the wall. Today the wall in Abu Dis, as in all of the
cities of the West Bank where it snakes through
Palestinian land, is eight meters--twenty-four feet--
high, and no one climbs over.
In the overall scheme of Palestinian life under
occupation, things in Abu Dis could certainly be worse.
After all, unemployment across the West Bank is only 49
percent; in the besieged Gaza Strip it tops 79 percent.
After all, people in Abu Dis can still move around
inside their town (even if they can't cross the
municipal border into Jerusalem ), while the 5,000 or so
Palestinians of Ni'lin, near Ramallah, recently endured
four days and nights of closure and curfew imposed by
the Israeli military during nonviolent protests against
the separation wall.
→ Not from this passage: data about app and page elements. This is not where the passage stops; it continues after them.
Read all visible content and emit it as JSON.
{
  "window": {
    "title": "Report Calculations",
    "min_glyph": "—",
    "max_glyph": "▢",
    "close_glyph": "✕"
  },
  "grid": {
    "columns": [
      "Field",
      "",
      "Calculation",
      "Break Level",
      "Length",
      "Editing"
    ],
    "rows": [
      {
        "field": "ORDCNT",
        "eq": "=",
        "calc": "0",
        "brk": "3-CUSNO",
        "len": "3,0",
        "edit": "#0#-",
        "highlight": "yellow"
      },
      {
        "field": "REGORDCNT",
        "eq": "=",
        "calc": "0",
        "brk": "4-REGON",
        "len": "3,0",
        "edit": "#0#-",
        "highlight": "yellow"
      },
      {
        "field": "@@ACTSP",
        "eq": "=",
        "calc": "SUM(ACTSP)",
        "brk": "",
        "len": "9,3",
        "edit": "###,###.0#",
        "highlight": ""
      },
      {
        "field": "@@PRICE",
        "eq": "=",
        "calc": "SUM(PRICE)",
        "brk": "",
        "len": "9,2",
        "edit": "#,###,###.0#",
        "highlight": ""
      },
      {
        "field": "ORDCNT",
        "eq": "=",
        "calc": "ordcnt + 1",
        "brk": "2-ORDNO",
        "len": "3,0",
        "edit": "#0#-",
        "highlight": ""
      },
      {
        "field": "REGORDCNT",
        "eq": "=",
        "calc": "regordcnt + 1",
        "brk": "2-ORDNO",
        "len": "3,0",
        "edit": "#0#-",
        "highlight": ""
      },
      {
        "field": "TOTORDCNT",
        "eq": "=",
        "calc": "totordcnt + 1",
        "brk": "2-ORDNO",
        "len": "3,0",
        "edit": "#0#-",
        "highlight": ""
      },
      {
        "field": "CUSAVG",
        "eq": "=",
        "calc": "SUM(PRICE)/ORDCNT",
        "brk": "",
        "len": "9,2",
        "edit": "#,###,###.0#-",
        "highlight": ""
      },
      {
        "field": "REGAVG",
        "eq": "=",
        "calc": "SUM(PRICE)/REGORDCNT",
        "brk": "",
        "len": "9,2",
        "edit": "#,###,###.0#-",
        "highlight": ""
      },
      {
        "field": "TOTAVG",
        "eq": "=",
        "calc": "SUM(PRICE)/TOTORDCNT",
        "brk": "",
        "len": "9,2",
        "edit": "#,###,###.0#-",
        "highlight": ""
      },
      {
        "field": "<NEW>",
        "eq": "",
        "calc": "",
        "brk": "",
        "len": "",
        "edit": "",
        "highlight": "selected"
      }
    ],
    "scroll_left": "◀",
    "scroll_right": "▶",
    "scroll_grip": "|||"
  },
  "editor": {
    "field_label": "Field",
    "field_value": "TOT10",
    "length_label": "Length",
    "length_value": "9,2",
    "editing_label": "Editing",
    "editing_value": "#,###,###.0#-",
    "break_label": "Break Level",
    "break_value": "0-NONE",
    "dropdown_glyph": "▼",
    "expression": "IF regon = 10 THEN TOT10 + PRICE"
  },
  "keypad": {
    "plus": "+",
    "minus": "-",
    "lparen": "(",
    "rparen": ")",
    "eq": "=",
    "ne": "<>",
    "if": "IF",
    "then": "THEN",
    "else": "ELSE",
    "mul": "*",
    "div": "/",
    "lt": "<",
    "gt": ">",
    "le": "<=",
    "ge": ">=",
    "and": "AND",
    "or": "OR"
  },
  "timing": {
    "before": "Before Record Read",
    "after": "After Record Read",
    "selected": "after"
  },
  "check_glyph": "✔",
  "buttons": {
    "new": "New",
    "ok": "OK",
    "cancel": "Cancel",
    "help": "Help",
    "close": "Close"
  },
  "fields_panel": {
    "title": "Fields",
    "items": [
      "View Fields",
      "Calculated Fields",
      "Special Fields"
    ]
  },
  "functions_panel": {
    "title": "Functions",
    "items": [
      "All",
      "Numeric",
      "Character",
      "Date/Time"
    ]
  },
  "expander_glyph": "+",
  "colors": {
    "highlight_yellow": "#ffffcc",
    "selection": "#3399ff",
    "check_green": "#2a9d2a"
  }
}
After all, most people in Abu Dis
can at least leave their town most of the time;
Qalqilya, a city of 40,000 in the northern West Bank,
has been completely encircled by the wall for several
years--surrounded, with only one gate.
It could be worse. But residents of Abu Dis were
prescient. The separation wall only began construction
in 2002. Two years before that, when Israel handed
official control of Abu Dis over to the Palestinian
Authority, the move "even raised fears among residents
that a border fence would be built to separate them
from Jerusalem , and that they and the Palestinian
people would be left with their noses pressed against
the slats--so close and so far away," as the Times put
it. "'We are today closer than ever to Jerusalem ,' said
Abdul Rahman al-Shamali, the muezzin who calls Muslims
to prayer at one of five mosques in the conservative,
religious town. 'But to be frank, I am sad. I fear that
it will end here. I fear that my heart is going to be
divided. Jerusalem is my heart.'"
They were right. The Palestinians of Abu Dis, or
Bethany, are no closer to Jerusalem, despite being able
to see al-Aqsa Mosque and the Dome of the Rock from
high points within their city.
And dusty, tired Abu Dis is the place where history at
last, at least the fabled Silk Road part of history, comes to its end.
[Phyllis Bennis is a fellow at the Institute for Policy
Studies. Her most recent books include Understanding
the Palestinian-Israeli Conflict: A Primer and
Challenging Empire: How People, Governments and the UN
Defy U.S. Power, as well as the forthcoming
Understanding the US-Iran Crisis: A Primer (Interlink
Publishing -- www.interlinkbooks.com).]